Given records:
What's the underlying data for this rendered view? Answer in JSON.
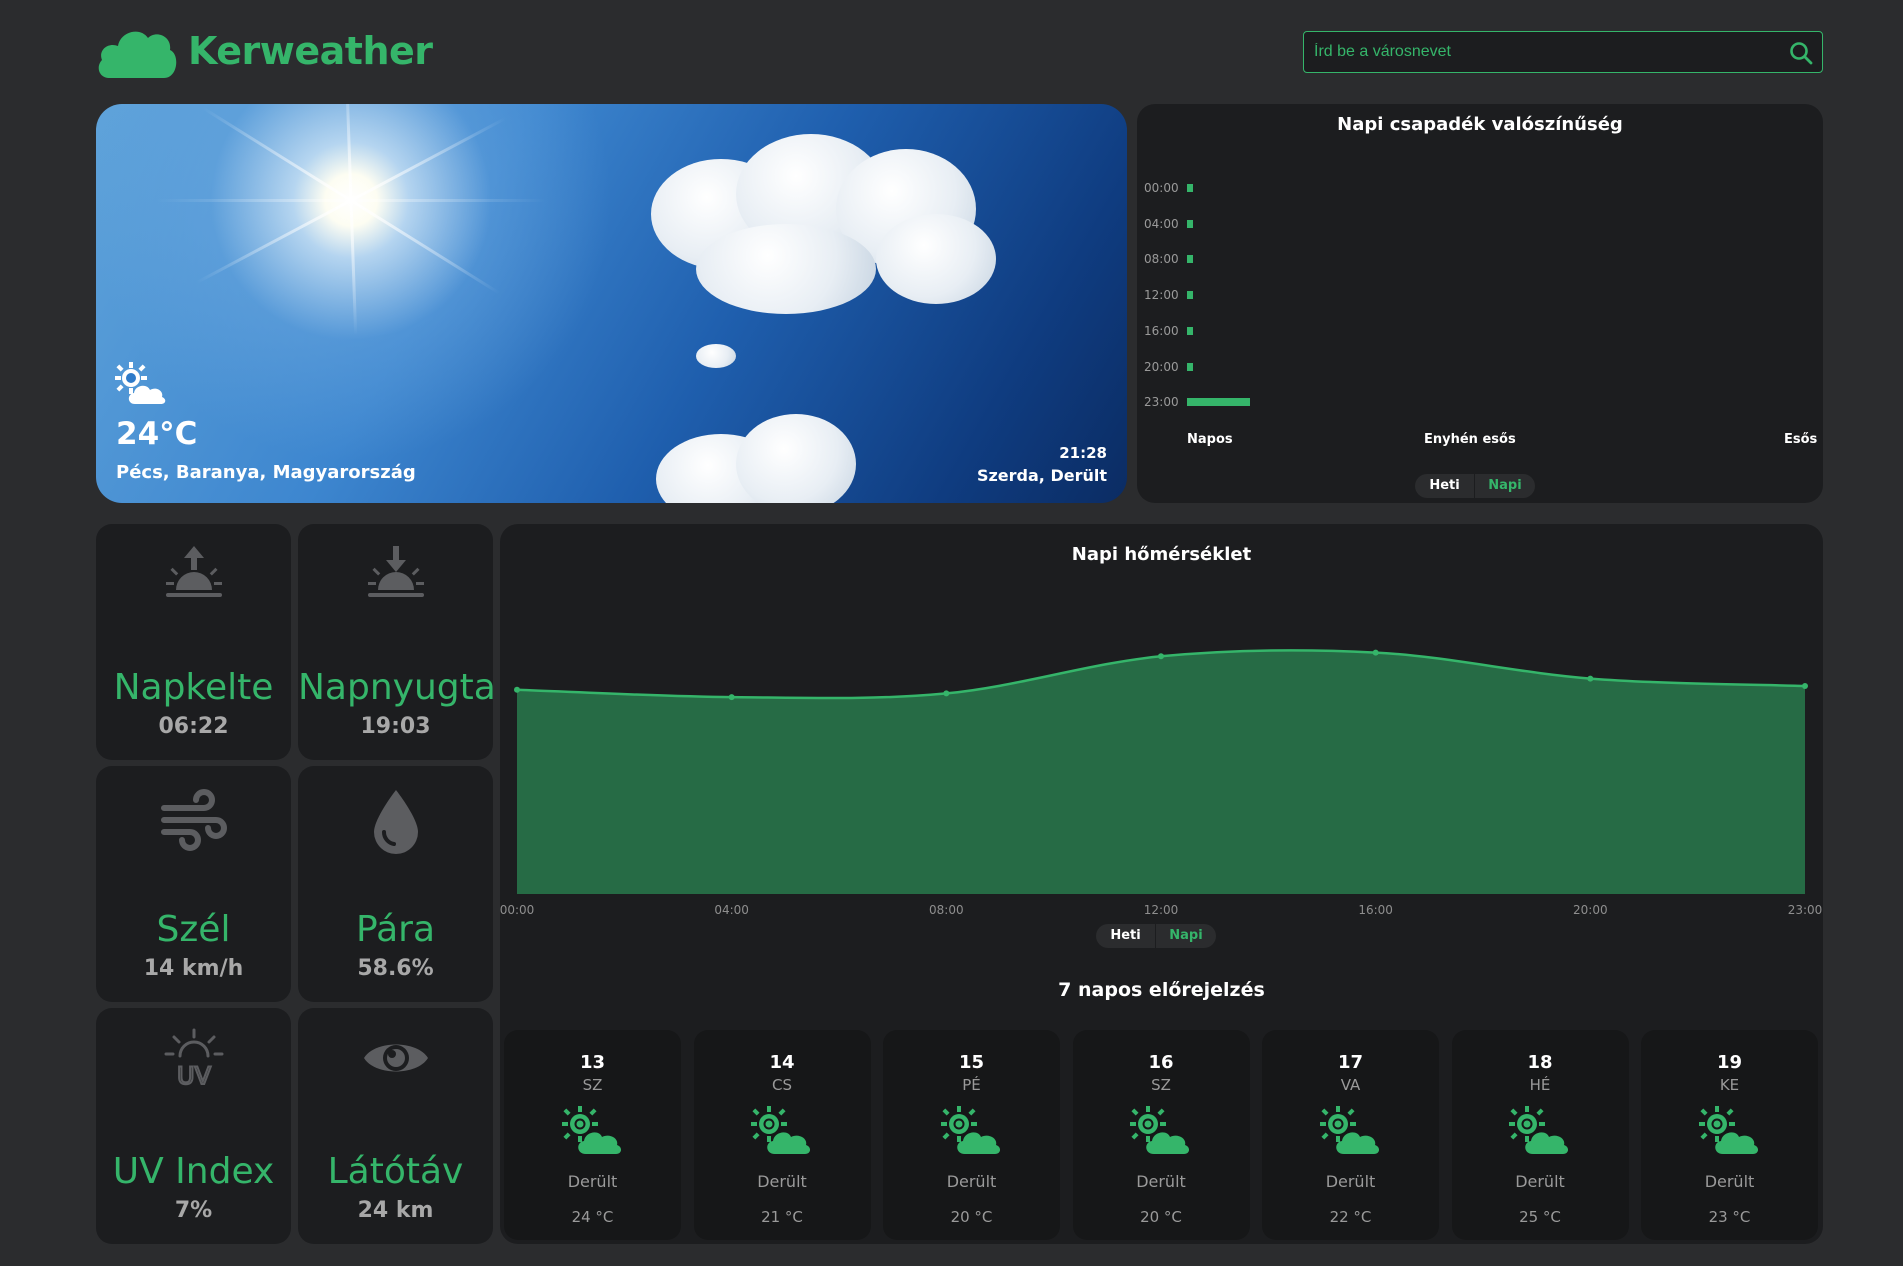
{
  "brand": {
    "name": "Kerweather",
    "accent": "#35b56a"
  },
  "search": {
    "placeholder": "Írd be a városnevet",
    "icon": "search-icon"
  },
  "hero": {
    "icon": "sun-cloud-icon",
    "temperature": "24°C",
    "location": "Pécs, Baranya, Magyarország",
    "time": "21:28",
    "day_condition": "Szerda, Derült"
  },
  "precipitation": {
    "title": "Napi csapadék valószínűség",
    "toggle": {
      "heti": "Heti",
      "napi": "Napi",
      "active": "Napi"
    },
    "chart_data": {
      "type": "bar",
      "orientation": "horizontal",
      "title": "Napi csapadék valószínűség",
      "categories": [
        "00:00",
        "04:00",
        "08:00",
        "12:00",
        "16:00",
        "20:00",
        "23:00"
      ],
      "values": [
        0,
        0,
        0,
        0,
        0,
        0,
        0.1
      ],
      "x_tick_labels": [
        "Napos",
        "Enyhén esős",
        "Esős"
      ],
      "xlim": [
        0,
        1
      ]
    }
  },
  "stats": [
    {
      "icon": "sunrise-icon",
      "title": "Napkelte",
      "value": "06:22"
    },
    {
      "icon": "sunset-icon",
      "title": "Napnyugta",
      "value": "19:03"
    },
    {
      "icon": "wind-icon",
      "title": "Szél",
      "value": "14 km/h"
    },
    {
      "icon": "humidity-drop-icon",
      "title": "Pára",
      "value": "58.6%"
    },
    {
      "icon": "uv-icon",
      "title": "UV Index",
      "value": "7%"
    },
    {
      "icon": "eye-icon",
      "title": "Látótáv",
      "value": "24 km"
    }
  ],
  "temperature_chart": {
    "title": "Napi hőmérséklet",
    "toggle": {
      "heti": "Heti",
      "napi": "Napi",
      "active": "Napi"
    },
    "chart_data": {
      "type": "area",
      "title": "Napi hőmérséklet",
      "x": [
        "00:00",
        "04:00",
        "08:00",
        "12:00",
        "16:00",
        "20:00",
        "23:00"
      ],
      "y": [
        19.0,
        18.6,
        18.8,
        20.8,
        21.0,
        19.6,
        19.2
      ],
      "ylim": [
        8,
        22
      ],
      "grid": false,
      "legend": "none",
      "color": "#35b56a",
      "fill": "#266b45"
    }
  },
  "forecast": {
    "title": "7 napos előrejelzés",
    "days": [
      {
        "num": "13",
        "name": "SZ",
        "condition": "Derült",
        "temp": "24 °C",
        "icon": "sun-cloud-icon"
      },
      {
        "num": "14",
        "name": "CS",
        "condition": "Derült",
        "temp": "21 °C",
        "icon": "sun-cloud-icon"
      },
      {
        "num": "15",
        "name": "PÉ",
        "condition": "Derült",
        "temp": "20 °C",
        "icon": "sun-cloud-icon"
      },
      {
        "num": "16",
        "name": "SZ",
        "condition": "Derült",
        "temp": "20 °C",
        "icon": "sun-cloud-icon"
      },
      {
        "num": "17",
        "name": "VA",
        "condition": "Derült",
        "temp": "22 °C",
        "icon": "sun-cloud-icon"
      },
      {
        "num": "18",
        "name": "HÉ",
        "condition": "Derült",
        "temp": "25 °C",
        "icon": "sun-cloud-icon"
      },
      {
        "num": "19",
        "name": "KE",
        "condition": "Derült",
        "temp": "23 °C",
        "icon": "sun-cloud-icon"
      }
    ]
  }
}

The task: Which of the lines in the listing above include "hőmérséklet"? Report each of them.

Answer for this exercise:
    "title": "Napi hőmérséklet",
      "title": "Napi hőmérséklet",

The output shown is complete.